**Task statement:** Below are the records. List every line holding the word "Ballad".

....

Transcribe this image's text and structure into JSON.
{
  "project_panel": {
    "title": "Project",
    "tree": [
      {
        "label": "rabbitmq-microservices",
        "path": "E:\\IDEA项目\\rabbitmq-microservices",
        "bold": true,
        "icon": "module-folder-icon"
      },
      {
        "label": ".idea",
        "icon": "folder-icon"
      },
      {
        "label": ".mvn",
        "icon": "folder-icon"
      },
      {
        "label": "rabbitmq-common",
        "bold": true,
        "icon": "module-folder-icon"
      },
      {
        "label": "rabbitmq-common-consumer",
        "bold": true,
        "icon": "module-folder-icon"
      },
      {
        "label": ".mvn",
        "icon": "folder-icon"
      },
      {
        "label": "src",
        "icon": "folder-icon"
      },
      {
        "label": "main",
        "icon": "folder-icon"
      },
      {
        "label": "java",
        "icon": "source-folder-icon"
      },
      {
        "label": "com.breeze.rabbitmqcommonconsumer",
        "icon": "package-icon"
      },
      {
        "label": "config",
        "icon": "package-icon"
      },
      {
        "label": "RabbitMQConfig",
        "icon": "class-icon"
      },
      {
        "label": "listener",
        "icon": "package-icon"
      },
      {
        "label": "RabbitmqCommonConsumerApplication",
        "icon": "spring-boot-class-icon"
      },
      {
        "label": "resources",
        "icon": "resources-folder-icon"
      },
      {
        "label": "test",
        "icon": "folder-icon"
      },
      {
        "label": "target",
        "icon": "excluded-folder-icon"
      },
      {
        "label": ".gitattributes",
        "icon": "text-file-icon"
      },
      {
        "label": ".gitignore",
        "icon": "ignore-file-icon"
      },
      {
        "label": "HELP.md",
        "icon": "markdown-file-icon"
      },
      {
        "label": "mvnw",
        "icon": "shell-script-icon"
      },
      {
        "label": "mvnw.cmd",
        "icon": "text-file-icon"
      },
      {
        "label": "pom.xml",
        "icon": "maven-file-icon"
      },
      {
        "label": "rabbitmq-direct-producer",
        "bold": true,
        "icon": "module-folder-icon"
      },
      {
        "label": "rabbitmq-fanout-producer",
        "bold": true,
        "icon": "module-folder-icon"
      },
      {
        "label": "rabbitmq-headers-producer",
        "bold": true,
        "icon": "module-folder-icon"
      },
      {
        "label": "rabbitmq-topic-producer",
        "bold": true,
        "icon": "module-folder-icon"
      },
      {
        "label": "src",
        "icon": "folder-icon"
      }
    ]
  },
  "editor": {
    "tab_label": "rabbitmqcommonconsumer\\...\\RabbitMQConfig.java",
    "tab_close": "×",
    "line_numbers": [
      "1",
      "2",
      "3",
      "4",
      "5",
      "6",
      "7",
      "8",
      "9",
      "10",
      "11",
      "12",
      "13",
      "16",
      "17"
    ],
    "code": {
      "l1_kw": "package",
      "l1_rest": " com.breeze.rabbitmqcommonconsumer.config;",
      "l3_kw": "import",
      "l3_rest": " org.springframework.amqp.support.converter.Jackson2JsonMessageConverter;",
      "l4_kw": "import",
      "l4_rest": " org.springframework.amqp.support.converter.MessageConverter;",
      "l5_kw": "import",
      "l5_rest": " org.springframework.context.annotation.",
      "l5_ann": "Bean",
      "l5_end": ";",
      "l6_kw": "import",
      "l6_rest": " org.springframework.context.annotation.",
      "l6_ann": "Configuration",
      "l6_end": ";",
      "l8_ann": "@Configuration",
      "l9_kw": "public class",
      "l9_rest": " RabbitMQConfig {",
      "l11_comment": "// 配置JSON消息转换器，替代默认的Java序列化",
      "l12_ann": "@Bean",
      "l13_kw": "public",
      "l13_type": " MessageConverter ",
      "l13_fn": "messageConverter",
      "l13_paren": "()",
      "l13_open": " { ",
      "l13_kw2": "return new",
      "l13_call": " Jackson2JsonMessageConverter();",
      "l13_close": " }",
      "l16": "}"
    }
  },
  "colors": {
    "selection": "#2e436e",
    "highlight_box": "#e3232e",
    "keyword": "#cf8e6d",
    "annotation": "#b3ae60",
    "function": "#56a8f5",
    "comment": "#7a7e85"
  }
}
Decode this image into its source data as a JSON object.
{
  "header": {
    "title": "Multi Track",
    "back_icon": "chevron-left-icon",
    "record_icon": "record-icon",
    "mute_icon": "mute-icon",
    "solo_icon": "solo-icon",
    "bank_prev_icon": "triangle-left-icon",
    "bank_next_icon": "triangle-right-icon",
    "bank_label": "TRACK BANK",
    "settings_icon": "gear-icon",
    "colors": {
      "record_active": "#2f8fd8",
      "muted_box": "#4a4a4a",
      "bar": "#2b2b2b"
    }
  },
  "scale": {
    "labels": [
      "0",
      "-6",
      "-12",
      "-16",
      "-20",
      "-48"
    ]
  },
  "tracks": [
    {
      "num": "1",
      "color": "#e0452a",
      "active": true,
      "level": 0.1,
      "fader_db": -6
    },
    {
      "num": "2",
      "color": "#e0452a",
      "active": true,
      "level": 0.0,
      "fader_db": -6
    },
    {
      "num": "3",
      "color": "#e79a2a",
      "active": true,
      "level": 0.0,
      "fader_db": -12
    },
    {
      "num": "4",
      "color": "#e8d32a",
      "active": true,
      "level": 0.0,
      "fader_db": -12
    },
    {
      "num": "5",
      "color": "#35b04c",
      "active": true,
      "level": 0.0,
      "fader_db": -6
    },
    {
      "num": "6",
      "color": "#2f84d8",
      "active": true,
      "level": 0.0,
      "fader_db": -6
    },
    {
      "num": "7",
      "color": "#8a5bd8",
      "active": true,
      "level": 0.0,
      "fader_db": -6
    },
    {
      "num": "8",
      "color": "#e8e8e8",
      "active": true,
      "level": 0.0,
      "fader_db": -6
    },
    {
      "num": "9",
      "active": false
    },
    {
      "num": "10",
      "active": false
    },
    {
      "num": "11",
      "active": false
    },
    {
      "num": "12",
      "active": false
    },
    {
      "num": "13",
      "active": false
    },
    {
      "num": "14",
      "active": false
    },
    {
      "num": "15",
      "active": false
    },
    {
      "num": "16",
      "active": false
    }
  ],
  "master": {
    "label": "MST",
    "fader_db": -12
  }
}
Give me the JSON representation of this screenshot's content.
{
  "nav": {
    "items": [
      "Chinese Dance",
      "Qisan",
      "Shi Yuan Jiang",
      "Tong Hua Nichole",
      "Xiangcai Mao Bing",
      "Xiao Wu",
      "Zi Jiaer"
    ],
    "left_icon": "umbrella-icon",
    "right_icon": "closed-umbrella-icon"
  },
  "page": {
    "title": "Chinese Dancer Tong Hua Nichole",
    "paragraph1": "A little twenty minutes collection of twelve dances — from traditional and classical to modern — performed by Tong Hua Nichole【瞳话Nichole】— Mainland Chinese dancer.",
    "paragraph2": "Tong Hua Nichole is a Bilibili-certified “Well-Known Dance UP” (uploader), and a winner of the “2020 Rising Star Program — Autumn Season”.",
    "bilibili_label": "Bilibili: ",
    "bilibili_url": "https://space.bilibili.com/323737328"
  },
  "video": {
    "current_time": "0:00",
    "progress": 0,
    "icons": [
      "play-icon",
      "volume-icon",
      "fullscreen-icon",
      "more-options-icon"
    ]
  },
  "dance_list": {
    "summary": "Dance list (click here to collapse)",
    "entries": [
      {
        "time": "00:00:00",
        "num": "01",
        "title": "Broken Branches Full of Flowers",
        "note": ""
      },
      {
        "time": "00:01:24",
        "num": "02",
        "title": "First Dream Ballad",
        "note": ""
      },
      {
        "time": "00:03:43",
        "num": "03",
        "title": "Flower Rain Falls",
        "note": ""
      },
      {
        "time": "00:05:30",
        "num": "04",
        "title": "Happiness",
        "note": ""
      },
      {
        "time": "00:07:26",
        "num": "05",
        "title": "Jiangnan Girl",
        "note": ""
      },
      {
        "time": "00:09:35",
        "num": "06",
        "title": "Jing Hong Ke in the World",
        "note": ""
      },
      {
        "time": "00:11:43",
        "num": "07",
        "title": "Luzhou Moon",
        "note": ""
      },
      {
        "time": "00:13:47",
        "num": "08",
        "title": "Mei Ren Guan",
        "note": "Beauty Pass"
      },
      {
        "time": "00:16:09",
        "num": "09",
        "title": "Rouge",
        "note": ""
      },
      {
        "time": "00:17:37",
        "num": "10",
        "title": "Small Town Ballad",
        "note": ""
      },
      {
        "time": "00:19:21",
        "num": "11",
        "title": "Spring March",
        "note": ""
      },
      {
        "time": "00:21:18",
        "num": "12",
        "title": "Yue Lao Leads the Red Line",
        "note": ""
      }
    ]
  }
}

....

**Exercise response:**
        "title": "First Dream Ballad",
        "title": "Small Town Ballad",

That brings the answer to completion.